We had a big crew on Thursday. Judi Manoogian and Brenda Mitchell continued thinning ground cover and other plants growing where they shouldn't. This seems never ending, but the hard work is beginning to pay off. The remaining plants look so much better now that they aren't so crowded. Carol Chicci finished removing half of the mulch from the roses. Hope Gibbs continued her transformation of the Fairy Garden. She repainted some of our existing yard art and made new miniatures. It is so cute - you need to stop by and see it. Joe Harte set up birdbaths, benches and other hardscape. It's finally starting to look like a garden with all of our yard art in place. Ed Skiba planted the first vegetable bed ala square foot gardening. I am interested to see how it turns out. The plants are much closer than I am used to putting them. I worked on drip irrigation. There are always so many repairs after the winter. We should have everything working by next week. In the meantime, we will hope for more rain. Judi and Carol brought homemade goodies for our break time.

 The iris and clematis were especially beautiful this week. Unfortunately, we don't have pictures to post because Crys Wells was out of town. Hopefully we will have even more blooms next week.

The garden will be closed on Memorial Day May 25th. Back to normal schedule on Thursday.

Friday, May 15, 2015

Week of May 11

This week, the weather was beautiful on Monday, but rainy on Thursday. The good news is that we didn't suffer much damage from the freeze over the weekend. I usually judge spring by the gambel oaks, which had leafed out at my house. Unfortunately, it was too early for them there and they completely froze back. But they are hardy and should be fine in the long run. It must have been warmer at Olivia White because all the trees look fine.

On Monday, Carol Chicci and Brenda Mitchell weeded in the Rose Circle garden. Katarina Karjala fed and watered the irises and did some more weeding. Hope Gibbs worked in the fairy garden and Becky Lewis weeded cheat grass throughout the garden. On Thursday, we had a small and very wet crew. Carol and Vic Hudenko brought treats for us all and thinned ground cover in the North Inferno Strip. Ed Skiba worked on amending the vegetable beds and he should be planting there soon. Joe Harte trimmed some trees and finished setting up the rain barrels, which are now full. Crys Wells weeded in the House Back area while I weeded and thinned in the Half Circle Garden.

Crys took pictures of our Thursday crew.

Wednesday, May 13, 2015

Week of May 4

We had another good week in the Olivia White Hospice Garden. It was raining on Monday, but Carol and Vic Hudenko bravely showed up to help Becky Lewis with winter clean-up and weeding.

On Thursday, Carol Chicci finally finished pruning the roses and started on the grapes. Hope Gibbs starting bringing out the hardscape and the garden looks much livelier with all of our garden decorations in place. Joe Harte pruned shrubs and cleaned up the rain barrels. Ed Skiba brought in some lovely new garden soil and wonderful compost for the vegetable beds. We should get a good crop of veggies this year with all of those goodies for the soil.
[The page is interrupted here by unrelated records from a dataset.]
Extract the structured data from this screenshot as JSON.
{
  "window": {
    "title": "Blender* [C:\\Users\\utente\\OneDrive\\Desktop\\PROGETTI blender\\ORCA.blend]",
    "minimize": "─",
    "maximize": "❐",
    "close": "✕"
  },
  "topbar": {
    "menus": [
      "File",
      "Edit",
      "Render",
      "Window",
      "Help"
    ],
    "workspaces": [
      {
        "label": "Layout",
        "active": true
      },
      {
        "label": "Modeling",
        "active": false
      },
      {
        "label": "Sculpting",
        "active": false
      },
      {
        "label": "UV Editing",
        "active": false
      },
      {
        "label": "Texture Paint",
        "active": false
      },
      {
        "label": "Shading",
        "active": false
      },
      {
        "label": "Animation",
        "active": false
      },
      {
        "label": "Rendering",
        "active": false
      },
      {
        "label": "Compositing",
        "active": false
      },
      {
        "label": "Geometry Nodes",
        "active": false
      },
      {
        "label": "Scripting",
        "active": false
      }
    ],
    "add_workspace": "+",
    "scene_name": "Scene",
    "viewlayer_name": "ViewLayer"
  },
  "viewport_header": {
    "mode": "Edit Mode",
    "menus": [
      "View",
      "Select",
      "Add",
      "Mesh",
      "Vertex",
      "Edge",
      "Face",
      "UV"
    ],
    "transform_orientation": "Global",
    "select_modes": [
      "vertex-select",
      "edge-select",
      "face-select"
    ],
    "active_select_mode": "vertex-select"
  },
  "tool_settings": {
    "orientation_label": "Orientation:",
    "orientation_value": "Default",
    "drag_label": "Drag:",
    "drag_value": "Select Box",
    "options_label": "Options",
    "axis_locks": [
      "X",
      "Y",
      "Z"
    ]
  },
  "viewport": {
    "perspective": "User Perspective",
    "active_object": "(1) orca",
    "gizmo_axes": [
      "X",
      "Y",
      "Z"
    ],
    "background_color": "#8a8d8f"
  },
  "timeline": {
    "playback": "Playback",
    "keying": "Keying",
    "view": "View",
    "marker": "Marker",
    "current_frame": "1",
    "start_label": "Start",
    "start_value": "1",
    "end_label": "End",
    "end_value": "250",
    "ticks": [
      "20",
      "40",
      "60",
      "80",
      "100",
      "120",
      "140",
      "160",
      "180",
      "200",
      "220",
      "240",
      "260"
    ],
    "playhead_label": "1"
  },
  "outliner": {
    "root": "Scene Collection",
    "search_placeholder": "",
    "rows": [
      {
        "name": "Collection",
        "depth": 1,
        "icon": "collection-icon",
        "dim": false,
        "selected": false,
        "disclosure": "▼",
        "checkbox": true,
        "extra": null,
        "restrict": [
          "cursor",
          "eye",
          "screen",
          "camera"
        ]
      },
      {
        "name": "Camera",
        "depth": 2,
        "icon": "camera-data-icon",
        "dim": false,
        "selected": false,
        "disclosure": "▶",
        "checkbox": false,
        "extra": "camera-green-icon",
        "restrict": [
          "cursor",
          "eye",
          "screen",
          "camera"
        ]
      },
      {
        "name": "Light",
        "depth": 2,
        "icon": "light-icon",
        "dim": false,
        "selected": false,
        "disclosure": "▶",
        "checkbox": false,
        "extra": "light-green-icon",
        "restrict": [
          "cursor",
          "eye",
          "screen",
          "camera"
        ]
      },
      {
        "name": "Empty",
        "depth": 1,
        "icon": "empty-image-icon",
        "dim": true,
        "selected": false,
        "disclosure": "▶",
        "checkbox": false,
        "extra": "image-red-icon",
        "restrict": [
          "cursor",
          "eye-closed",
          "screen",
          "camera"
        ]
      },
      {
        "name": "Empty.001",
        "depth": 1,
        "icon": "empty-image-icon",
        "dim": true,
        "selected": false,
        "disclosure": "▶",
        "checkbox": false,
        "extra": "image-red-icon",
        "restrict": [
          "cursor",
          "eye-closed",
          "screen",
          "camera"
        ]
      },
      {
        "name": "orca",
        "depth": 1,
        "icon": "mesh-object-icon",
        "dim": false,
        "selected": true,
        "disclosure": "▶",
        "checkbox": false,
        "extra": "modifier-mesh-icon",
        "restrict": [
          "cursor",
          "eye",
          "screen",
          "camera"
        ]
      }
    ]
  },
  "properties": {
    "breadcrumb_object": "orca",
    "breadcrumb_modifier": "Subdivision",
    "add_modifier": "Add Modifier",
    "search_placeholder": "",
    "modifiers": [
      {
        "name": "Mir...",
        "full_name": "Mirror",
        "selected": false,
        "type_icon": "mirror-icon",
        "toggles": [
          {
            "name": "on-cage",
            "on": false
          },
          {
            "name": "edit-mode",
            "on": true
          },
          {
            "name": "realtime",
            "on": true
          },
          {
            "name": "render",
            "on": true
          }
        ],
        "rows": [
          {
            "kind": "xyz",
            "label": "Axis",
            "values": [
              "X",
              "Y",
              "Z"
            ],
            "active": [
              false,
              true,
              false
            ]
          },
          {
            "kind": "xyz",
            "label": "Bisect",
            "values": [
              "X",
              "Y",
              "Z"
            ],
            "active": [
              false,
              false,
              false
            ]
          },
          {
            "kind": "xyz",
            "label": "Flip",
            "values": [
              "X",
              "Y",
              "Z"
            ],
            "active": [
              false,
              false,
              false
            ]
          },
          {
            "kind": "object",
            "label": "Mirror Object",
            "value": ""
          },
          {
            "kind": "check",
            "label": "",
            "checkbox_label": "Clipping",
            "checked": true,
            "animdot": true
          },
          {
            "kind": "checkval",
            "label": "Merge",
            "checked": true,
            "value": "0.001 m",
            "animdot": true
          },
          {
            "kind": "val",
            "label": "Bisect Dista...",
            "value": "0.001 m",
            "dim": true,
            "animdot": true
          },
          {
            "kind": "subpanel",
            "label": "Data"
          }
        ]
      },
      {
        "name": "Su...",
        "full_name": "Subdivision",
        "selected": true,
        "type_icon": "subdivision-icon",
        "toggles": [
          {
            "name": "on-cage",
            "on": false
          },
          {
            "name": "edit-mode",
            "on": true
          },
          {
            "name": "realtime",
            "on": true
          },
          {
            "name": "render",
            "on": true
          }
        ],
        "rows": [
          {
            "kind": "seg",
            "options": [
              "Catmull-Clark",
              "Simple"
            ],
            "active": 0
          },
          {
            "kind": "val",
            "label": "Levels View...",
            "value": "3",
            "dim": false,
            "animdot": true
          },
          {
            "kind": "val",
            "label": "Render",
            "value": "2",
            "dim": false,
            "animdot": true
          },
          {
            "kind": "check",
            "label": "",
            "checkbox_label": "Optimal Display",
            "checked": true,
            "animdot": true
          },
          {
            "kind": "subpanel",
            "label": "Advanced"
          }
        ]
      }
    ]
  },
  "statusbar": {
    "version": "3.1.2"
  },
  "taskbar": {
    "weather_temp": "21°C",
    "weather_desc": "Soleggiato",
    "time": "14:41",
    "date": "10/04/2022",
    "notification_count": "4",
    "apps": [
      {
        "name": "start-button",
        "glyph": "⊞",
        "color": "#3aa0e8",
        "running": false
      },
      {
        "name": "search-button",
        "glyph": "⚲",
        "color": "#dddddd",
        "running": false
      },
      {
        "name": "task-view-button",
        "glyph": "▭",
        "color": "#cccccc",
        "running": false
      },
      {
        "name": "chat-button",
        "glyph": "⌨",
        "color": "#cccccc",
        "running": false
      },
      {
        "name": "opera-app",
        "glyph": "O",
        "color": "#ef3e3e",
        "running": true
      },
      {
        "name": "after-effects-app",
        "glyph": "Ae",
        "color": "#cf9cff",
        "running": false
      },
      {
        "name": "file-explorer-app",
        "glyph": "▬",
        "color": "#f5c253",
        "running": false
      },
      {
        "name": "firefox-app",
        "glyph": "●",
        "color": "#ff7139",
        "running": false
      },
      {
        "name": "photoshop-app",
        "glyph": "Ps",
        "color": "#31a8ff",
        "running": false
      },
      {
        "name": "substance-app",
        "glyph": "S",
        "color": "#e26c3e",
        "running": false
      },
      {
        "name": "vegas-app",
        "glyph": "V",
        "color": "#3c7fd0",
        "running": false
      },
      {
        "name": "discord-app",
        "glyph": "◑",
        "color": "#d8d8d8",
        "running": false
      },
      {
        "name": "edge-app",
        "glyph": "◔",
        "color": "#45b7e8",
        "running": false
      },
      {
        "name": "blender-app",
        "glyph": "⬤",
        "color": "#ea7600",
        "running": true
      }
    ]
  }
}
Judi Manoogian continued beautifying the rock garden area and Brenda Mitchell worked on ground cover. They are both trying to define plant space to give a more planned appearance to the garden. Many of our plants, while desirable, have taken over more than their allotted area. Crys Wells ordered the new standing vegetable bed and I starting working on the drip system.

Here are some blooms from the garden. The choke cherry is usually beautiful in the spring, but this year it seems especially showy. Two weeks ago, we thought we'd lost all of our lilac blooms because most of the buds seemed to have been killed in a frost, but this week they are back. Crys and I tried to identify the orange flower. An internet search suggests that it is helianthemum, also known as sunrose. it is supposed to be a summer bloomer, but it certainly looks good now!